Regardless of electric vehicle maker's claims and warranties for lithium battery longevity, consumer doubts will linger, shaped by the many preceding year's worth of computer and cell phone battery disappointments. (Example: ever notice that the cell phone battery replacement always costs more than a new phone, and is needed just about the time a new phone design comes out?)
I've been looking for third party tests of the newest commercial automotive batteries, or next-gen prototypes. Carnegie Mellon researchers are reporting the first such results I've seen. Here's a one-sentence quote from a draft research paper abstract: "The cells tested showed promising capacity fade performance: more than 95% of the original cell capacity remains after thousands of driving days worth of use." Full Abstract below.The draft research paper title is:
Lithium-Ion Battery Cell Degradation Resulting from Realistic Vehicle and Vehicle-to-Grid Utilization
By: Scott Peterson, Jay Apt, and Jay Whitacre
The Pre-Publication Abstract is as follows.
The effects of combined driving and vehicle-to-grid (V2G) usage on the lifetime performance of relevant commercial Li-ion cells were studied. We derived a nominal realistic driving schedule based on aggregating driving survey data and the Urban Dynamometer Driving Schedule, and used a vehicle physics model to create a daily battery duty cycle. Different degrees of continuous discharge were imposed on the cells to mimic afternoon V2G use to displace grid electricity. The loss of battery capacity was quantified as a function of driving days as well as a function of integrated capacity and energy processed by the cells. The cells tested showed promising capacity fade performance: more than 95% of the original cell capacity remains after thousands of driving days worth of use. Statistical analyses indicate that rapid vehicle motive cycling degraded the cells more than slower, V2G galvanostatic cycling. These data are intended to inform an economic model.I'll post on the final findings once the paper reaches publication stage.
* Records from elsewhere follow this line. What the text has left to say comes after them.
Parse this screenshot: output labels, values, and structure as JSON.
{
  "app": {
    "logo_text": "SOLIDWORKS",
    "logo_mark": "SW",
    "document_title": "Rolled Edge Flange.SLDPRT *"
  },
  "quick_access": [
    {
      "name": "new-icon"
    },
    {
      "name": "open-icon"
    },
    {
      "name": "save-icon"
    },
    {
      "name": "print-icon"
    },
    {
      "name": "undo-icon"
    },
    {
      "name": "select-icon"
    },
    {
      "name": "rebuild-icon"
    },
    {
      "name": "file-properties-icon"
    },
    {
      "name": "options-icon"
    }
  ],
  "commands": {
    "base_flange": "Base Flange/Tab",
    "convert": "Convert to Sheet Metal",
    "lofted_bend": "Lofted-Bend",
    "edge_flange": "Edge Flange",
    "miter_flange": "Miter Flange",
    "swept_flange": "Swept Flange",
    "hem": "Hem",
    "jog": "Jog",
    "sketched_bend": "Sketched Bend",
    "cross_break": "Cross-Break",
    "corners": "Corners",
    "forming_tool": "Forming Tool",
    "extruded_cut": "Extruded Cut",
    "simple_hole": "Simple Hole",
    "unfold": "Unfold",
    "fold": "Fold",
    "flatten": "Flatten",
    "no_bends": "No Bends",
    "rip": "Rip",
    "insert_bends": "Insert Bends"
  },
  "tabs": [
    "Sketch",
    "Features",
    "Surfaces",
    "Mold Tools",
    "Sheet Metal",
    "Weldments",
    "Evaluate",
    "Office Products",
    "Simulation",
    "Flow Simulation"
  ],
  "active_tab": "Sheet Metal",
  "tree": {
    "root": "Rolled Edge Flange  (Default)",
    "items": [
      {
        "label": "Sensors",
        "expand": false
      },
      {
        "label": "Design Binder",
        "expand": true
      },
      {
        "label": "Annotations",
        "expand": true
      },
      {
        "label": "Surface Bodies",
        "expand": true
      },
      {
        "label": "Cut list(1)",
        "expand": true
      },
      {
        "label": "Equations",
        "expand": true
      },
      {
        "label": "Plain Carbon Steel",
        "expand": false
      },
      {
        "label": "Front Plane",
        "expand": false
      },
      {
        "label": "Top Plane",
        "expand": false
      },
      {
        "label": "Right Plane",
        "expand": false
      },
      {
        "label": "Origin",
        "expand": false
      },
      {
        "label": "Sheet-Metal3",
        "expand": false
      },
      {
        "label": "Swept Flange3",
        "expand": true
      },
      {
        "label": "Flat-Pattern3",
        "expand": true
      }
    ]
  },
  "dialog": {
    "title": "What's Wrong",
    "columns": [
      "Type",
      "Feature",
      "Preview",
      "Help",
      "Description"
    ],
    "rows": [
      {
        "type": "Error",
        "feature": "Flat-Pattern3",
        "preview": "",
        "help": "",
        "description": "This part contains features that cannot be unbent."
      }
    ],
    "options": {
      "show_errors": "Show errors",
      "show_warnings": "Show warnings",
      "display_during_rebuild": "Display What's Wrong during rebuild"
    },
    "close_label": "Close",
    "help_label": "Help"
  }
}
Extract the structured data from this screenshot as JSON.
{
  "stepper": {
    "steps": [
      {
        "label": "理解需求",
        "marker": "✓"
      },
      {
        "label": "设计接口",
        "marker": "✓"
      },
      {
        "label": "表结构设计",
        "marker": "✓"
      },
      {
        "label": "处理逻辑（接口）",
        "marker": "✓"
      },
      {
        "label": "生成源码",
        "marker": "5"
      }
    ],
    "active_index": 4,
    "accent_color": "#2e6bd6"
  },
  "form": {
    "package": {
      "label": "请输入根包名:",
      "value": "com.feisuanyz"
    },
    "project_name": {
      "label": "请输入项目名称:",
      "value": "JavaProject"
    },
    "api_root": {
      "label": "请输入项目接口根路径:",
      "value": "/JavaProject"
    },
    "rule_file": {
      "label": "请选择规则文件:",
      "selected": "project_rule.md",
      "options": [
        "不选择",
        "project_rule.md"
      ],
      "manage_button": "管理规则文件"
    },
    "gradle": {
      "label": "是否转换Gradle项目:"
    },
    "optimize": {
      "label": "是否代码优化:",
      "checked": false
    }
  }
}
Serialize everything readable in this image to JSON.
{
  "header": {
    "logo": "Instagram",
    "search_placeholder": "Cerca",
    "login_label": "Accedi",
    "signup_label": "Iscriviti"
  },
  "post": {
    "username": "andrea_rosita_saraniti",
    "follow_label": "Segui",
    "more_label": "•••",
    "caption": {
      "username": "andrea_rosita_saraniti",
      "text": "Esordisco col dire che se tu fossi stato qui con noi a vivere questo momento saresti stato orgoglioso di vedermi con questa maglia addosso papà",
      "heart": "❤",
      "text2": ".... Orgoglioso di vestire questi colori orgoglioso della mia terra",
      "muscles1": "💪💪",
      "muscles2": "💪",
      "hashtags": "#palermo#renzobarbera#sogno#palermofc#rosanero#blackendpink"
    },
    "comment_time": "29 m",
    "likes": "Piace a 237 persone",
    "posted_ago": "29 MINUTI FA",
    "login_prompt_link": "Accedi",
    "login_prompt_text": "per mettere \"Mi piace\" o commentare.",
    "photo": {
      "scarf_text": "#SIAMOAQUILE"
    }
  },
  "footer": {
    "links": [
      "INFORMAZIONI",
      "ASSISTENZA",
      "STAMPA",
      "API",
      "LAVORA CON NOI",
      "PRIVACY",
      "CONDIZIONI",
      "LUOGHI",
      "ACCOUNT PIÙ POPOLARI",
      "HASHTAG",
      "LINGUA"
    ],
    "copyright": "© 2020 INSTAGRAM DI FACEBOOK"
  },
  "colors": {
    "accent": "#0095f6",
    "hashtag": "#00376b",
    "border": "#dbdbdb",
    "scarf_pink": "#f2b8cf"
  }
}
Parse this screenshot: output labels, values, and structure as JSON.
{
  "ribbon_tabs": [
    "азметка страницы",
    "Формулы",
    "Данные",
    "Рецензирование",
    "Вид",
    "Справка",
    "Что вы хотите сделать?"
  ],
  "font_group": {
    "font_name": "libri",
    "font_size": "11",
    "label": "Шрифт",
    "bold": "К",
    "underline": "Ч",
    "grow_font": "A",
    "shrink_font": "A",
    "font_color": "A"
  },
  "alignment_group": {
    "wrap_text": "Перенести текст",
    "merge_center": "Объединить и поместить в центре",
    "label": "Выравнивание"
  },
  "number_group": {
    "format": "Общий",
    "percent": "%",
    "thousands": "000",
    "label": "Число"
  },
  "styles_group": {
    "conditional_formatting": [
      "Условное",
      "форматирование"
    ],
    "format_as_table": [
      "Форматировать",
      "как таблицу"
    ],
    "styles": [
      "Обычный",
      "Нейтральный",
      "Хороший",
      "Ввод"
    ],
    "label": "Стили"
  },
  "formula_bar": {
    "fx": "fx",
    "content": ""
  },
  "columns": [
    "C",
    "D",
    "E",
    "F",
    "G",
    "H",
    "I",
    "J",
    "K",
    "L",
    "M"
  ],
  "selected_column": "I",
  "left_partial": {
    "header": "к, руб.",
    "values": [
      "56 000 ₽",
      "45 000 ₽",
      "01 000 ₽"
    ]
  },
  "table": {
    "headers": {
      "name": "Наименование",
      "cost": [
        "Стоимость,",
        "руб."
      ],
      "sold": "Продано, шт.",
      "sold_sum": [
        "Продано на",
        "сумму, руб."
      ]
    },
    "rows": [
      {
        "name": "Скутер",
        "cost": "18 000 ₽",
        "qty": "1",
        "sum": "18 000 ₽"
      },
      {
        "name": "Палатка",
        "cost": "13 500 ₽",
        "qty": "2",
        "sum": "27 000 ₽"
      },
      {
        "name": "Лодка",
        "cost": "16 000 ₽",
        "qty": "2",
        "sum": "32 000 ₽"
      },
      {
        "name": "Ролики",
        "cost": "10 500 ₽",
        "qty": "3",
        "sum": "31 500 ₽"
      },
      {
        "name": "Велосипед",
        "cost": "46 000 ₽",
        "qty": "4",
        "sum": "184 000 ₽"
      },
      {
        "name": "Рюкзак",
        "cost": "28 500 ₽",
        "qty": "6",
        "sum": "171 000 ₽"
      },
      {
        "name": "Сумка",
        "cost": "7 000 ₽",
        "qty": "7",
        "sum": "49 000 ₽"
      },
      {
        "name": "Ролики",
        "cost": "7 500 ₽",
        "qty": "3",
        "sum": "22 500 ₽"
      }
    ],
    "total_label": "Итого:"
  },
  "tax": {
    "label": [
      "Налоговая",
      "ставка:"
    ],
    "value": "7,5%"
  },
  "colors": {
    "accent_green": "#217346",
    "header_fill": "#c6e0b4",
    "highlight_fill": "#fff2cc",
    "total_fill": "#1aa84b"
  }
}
After 'fade performance', the next big threshold test for battery "greenness" will be recycling.
Not only should biologically -active lithium battery contents be recycled in a closed loop (put back to use in new batteries); but, transportation lithium battery recycling should be done in the country of product sale, at least for larger markets. Under no circumstance should lithium battery technology put the poor buggers who handle, disassemble, and re-process car batteries at risk.
Note: certain lithium salts are a known human reproductive hazard - so no excuses allowed for potential drinking-water contamination resulting from battery reclamation, or component recycling.
Design, development, and the business model(s) for making and distributing transportation-deployed lithium batteries are not just "business issues." Society has to get this right.